Cases: Teva Canada Limited v. Pfizer Canada Inc. et al. Application for leave to appeal from the judgment of the Federal Court of Appeal 2014 FCA 138 refused with costs   

DrugVIAGRA® (sildenafil)

Nature of cases: Appeal from a pleadings motion in which Teva’s claim for punitive damages under Section 8 of the PM(NOC) Regulations was struck

Date of decisions: November 13, 2014


The Supreme Court of Canada has refused Teva’s application for leave to appeal the decision of the Federal Court of Appeal which had upheld an order striking its plea for punitive damages in an action pursuant to section 8 of the Patented Medicines (Notice of Compliance) Regulations(the “PM(NOC) Regulations).

Teva’s plea for punitive damages was made in the context of a section 8 action claiming damages for Teva’s alleged delayed market entry with its generic version of VIAGRA® (sildenafil). Pfizer moved to strike the plea and was successful before a prothonotary of the Federal Court who held in part that Teva’s claim for punitive damages was “an impermissible attempt to graft a civil punishment or fine onto a complete code of statutory damages.”  Through two rounds of appeal, a Judge of the Federal Court and three judges of the Federal Court of Appeal agreed with the prothonotary, holding that Teva’s pleading was properly struck. With the announcement, the issue has been definitively settled: punitive damages are not available in an action commenced pursuant to section 8 of the PM(NOC) Regulations.

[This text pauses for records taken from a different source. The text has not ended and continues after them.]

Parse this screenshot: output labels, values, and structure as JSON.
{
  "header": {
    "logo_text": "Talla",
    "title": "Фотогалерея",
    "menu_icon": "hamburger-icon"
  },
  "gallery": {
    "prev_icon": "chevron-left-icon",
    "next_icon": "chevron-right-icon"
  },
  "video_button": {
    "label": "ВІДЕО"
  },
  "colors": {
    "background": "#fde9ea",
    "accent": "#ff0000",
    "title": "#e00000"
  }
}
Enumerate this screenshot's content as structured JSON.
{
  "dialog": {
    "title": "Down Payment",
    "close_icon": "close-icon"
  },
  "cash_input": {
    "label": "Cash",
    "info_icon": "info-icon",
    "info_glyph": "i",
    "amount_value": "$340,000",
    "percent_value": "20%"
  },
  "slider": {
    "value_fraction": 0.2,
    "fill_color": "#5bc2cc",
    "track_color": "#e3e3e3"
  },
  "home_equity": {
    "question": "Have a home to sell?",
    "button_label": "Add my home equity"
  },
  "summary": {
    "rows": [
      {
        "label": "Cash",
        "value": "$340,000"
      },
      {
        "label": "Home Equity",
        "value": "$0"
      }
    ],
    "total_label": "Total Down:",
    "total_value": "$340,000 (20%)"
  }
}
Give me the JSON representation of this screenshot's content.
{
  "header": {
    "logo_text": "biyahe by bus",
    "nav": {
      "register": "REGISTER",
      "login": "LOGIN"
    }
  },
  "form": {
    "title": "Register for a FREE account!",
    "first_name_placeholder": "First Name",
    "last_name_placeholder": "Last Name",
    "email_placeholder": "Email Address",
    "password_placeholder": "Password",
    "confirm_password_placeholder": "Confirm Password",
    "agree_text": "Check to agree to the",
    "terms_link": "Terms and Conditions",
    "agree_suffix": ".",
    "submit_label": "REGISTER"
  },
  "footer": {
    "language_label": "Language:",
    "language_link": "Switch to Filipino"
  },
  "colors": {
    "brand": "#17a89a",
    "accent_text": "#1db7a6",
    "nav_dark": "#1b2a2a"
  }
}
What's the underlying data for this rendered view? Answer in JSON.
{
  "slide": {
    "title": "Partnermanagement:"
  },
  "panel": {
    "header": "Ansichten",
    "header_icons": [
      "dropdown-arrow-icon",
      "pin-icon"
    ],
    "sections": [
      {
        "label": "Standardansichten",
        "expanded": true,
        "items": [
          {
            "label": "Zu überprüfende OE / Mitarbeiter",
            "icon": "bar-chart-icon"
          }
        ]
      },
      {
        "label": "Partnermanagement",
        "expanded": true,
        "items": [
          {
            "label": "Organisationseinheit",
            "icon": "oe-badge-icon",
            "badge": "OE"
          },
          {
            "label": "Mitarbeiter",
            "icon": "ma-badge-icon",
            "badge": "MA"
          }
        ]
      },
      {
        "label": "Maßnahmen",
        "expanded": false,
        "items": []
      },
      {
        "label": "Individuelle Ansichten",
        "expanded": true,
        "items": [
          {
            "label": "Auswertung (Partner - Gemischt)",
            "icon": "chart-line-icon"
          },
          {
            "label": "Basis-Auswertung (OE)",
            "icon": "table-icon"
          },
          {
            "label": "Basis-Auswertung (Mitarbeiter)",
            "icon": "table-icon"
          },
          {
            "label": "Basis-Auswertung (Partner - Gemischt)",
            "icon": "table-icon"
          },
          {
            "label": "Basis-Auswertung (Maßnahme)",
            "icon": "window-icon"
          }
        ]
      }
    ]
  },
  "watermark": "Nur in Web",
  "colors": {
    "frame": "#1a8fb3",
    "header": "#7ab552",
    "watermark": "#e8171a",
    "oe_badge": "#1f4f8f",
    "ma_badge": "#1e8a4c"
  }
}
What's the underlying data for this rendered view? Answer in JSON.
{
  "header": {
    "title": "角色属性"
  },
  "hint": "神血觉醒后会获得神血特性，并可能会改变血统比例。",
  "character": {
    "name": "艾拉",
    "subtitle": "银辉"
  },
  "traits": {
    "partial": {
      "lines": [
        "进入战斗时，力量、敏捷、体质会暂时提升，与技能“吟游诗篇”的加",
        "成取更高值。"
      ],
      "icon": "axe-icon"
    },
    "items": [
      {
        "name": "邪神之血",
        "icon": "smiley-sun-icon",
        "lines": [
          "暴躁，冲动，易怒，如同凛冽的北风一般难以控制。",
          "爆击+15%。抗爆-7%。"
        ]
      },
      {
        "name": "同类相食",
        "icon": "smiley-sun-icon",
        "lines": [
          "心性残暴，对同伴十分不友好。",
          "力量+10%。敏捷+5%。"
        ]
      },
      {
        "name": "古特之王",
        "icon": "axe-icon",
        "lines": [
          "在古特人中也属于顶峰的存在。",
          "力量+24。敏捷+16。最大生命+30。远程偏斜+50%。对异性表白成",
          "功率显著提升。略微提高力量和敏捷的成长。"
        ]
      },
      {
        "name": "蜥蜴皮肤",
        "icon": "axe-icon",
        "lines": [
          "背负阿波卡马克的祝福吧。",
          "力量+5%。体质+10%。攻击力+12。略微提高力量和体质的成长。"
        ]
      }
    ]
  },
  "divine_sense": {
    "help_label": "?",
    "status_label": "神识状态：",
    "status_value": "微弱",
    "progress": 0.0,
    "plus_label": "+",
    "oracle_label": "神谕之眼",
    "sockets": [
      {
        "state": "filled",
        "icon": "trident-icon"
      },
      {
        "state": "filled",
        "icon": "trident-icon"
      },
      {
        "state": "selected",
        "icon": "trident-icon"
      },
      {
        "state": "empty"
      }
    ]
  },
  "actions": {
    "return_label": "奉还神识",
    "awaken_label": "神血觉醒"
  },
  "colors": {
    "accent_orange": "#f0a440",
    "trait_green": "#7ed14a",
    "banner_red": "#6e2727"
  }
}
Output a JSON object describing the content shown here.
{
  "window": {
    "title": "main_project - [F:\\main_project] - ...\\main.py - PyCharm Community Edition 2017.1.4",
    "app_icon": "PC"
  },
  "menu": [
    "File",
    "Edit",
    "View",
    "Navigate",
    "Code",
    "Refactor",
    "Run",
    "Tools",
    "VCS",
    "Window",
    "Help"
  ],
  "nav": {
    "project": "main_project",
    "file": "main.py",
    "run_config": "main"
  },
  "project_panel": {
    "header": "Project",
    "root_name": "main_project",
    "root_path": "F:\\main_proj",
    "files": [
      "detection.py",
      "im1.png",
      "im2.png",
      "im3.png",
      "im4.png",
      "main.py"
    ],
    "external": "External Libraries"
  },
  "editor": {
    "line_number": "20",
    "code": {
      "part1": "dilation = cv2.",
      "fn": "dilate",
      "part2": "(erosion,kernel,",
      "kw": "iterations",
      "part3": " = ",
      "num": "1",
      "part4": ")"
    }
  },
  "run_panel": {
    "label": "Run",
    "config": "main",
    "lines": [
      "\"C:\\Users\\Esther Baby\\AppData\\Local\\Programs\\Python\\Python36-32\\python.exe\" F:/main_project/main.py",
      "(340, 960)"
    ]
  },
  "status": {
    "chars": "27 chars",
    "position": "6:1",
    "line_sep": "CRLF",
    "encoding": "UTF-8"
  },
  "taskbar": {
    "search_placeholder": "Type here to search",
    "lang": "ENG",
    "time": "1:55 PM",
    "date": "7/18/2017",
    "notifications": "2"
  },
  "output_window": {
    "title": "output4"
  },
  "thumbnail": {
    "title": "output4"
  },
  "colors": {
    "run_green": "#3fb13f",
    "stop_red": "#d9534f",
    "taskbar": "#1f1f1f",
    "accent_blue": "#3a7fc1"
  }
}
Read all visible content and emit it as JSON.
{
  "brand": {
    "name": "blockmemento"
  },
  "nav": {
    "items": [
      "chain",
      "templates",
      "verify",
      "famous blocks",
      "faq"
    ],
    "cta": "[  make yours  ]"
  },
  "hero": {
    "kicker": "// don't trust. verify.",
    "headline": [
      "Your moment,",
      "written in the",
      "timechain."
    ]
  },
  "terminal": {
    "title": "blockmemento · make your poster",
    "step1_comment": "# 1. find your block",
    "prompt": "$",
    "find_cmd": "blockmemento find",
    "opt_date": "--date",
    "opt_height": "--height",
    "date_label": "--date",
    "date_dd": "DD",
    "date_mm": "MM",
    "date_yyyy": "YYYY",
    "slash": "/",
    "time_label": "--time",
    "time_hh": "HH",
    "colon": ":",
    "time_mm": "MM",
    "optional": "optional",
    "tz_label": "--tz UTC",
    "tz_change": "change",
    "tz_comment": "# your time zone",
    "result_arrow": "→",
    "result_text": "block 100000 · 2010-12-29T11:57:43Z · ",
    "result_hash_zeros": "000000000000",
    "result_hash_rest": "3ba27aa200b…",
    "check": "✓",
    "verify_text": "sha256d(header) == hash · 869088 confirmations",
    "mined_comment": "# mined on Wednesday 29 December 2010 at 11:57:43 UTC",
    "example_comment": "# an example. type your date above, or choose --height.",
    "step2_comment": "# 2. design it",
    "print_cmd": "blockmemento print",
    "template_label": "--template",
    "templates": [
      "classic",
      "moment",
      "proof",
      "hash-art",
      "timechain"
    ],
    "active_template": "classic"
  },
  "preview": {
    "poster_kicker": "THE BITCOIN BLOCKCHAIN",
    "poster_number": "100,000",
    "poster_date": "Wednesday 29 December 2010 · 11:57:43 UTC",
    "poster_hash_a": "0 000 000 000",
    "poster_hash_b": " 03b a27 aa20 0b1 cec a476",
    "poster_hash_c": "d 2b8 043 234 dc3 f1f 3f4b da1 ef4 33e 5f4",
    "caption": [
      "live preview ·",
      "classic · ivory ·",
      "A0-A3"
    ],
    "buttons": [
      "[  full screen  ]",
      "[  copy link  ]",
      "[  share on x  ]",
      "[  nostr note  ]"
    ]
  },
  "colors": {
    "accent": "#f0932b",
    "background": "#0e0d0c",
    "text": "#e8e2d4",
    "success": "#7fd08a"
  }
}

The Federal Court of Appeal decision

The FCA Judgment was based on long-standing authority that has recognized section 8 as a compensatory scheme regulating compensation for “losses suffered” by a “second person” during the defined period. The Federal Court of Appeal considered that punitive damages, by their nature, are entirely inconsistent with a regime designed to compensate for losses suffered and held that Teva’s claim was properly struck.

The Supreme Court will weigh in on the legal framework for the quantification of section 8 damages having recently granted leave to appeal the Federal Court of Appeal judgment in Sanofi-Aventis et al. v. Apotex Inc. 2014 FCA 68 (“Ramipril”). Teva had in fact written to the Supreme Court after leave to appeal was granted suggesting that its appeal on the question of the availability of punitive damages could be heard together with that appeal. Teva’s invitation was rejected.  

Link to FCA decision

Teva Canada Limited v. Pfizer Canada Inc. 2014 FCA 138